Section 2.1: Learning Objectives

Find Your Preservation Story – Essential Concepts and/or Skills

The following Learning Objectives are based on the Iowa Core Curriculum Standards for History and Literacy Education.

Understand the relationships between historical patterns, people, and time frames.

Understand how systems of power, authority, and governance are enacted and recorded in the architecture and maintenance of old buildings.

  • Understand how groups of people work together based on personal interests as well as the common good.
  • Understand how preservationists can maintain local history and color by working together to preserve historic buildings and places, and why preservationists do so.
  • Understand the different perspectives and belief systems that drive preservation efforts as well as those that allow preservationists and developers to decide when a historic place needs to be repaired, renovated, or razed for the good of the community.
  • Understand the consequences of preservation and demolition of historic places on local, state, and federal governmental levels.

Understand the role of architecture, preservation, and place on the development and maintenance of societies and cultures, i.e., “Why Old Buildings Matter.”

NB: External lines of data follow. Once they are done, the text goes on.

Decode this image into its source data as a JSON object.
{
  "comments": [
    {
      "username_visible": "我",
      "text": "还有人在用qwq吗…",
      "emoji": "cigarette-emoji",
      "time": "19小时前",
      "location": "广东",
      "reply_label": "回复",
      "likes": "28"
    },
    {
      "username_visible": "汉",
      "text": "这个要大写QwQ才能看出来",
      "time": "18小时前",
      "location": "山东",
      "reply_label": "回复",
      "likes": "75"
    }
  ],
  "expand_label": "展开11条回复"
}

  • Understand the ways culture has influenced the development of historic buildings.
  • Understand how cultural and architectural influences interact to affect the daily lives of various groups of people, past and present.
  • Understand why some preservation efforts are supported by a culture and why some are not.
  • Understand and apply knowledge of major historical events and developments that involved interaction among various groups to understand the impact a historical building can have on a community.

Understand the role of preservationists, architects, and property owners in preserving old buildings in order to promote change or the status quo.

  • Understand the impact of important individuals and groups in technological and scientific fields pertaining to architecture and preservation.
  • Understand that preservationists, architects, and property owners have had a great impact on history.
  • Understand these people play a significant role in maintaining the history of their state.
  • Understand how democratic values have been exemplified by these people.

Understand that students and non-property owners can also contribute to the maintenance of and have an impact on the history of their state through preservation efforts, advocacy, and research, i.e., “How to Research Old Buildings.”

  • Understand how individuals can begin researching old buildings of interest to have an impact on their community.
  • Understand what local historical centers, collections, archives, and places will best serve their research interests.
  • Understand the roles of historians and architects in preservation and how they can assist students and other non-property owners in researching and preserving old and historic buildings.

Understand the history of buildings and place through literacy skills to support cognitively-complex levels of thinking, i.e., “How to Read Old Buildings.”

  • Understand that the history of old buildings can be understood as a story that consists of characters, events, actions, cause and effect relationships, and outcomes that all interact and influence each other.
  • Understand that like a story, a building’s history can extend past a finite ending and present people and events are constantly shaping that history.
  • Understand how higher-order historical thinking and literacy skills can be applied in order to interpret past events and issues.
  • Understand that historical perspectives can vary widely amongst people with different ideas about cause and effect.
  • Understand how to develop a building’s story in line with the norms and values of a time period.
  • Understand the interpretation of timelines in developing a story.
  • Understand how a building’s story is impacted by individual and group decisions based on a range of factors, including economic needs and wants, events influencing the U.S. economic system, state and local economic activity, and the types of work local community members participate in over time.
  • Understand the effects of geographic factors on a building’s story, including landforms, land and water exploration, seasons, climate, weather, environmental change and crises affect social and economic development.
  • Understand the role of innovation on the development of historic buildings and places as influenced by cultural, scientific, and technological decisions of societies that change the way technology is used and the way people think about technological developments over time.

This project was supported in part by the State Historical Society of Iowa, Historical Resource Development Program.